The data shown below were collected from the profiles of 2 tweeters who shared this research output. Click here to find out more about how the information was compiled.

Mendeley readers

The data shown below were compiled from readership statistics for 85 Mendeley readers of this research output. Click here to see the associated Mendeley record.

Geographical breakdown

Country Count As %
Brazil 1 1%
Unknown 84 99%

Demographic breakdown

Readers by professional status Count As %
Student > Master 13 15%
Researcher 12 14%
Librarian 7 8%
Other 7 8%
Student > Bachelor 7 8%
Other 24 28%
Unknown 15 18%
Readers by discipline Count As %
Nursing and Health Professions 20 24%
Medicine and Dentistry 20 24%
Social Sciences 12 14%
Psychology 4 5%
Business, Management and Accounting 2 2%
Other 10 12%
Unknown 17 20%

Attention Score in Context

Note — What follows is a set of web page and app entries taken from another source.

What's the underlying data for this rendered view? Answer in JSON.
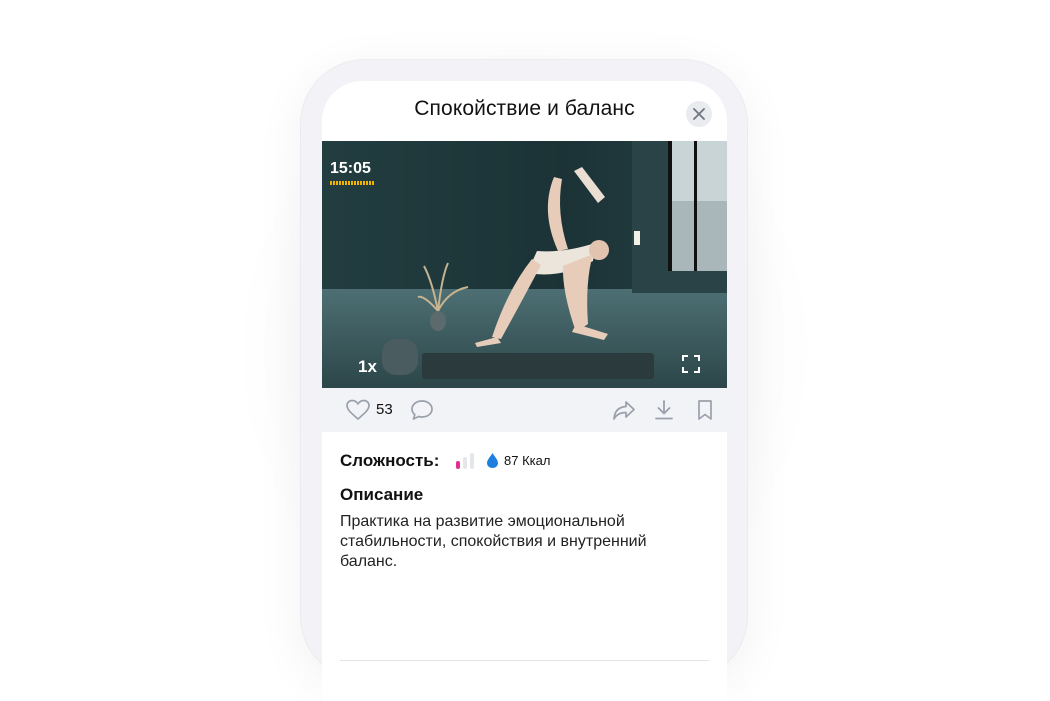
{
  "header": {
    "title": "Спокойствие и баланс"
  },
  "video": {
    "time": "15:05",
    "speed": "1x"
  },
  "actions": {
    "likes_count": "53"
  },
  "details": {
    "difficulty_label": "Сложность:",
    "calories": "87 Ккал",
    "description_title": "Описание",
    "description_text": "Практика на развитие эмоциональной стабильности, спокойствия и внутренний баланс."
  },
  "colors": {
    "accent_pink": "#e0308f",
    "accent_blue": "#1e7fe0",
    "progress_yellow": "#f0b400"
  },
  "icons": [
    "close-icon",
    "fullscreen-icon",
    "heart-icon",
    "comment-icon",
    "share-icon",
    "download-icon",
    "bookmark-icon",
    "drop-icon",
    "difficulty-bars-icon"
  ]
}
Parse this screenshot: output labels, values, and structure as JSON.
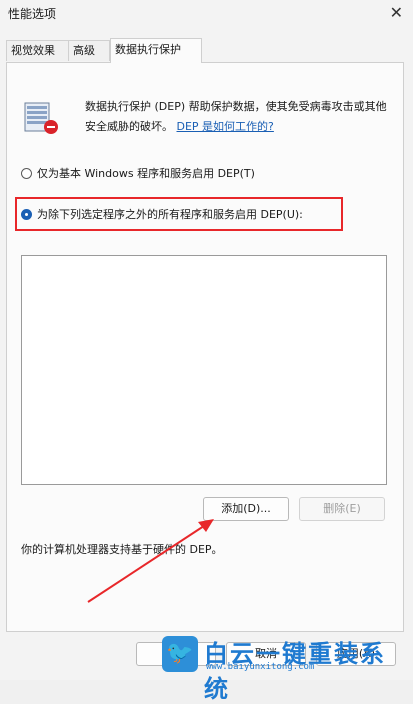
{
  "window": {
    "title": "性能选项",
    "close_glyph": "✕"
  },
  "tabs": [
    {
      "label": "视觉效果"
    },
    {
      "label": "高级"
    },
    {
      "label": "数据执行保护"
    }
  ],
  "dep": {
    "description": "数据执行保护 (DEP) 帮助保护数据，使其免受病毒攻击或其他安全威胁的破坏。",
    "link": "DEP 是如何工作的?",
    "option_essential": "仅为基本 Windows 程序和服务启用 DEP(T)",
    "option_all_except": "为除下列选定程序之外的所有程序和服务启用 DEP(U):",
    "add_button": "添加(D)...",
    "remove_button": "删除(E)",
    "hardware_support": "你的计算机处理器支持基于硬件的 DEP。"
  },
  "footer": {
    "ok_button": "",
    "cancel_button": "取消",
    "apply_button": "应用(A)"
  },
  "watermark": {
    "brand": "白云一键重装系统",
    "url": "www.baiyunxitong.com"
  },
  "colors": {
    "accent": "#1a5fb4",
    "highlight": "#e8272a"
  }
}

This research output has an Altmetric Attention Score of 2. This is our high-level measure of the quality and quantity of online attention that it has received. This Attention Score, as well as the ranking and number of research outputs shown below, was calculated when the research output was last mentioned on 18 October 2017.
All research outputs
#6,645,554
of 12,009,062 outputs
Outputs from Systematic Reviews
#632
of 904 outputs
Outputs of similar age
#121,909
of 275,393 outputs
Outputs of similar age from Systematic Reviews
#20
of 34 outputs
Altmetric has tracked 12,009,062 research outputs across all sources so far. This one is in the 43rd percentile – i.e., 43% of other outputs scored the same or lower than it.
So far Altmetric has tracked 904 research outputs from this source. They typically receive a lot more attention than average, with a mean Attention Score of 12.4. This one is in the 29th percentile – i.e., 29% of its peers scored the same or lower than it.
Older research outputs will score higher simply because they've had more time to accumulate mentions. To account for age we can compare this Altmetric Attention Score to the 275,393 tracked outputs that were published within six weeks on either side of this one in any source. This one has gotten more attention than average, scoring higher than 54% of its contemporaries.
We're also able to compare this research output to 34 others from the same source and published within six weeks on either side of this one. This one is in the 41st percentile – i.e., 41% of its contemporaries scored the same or lower than it.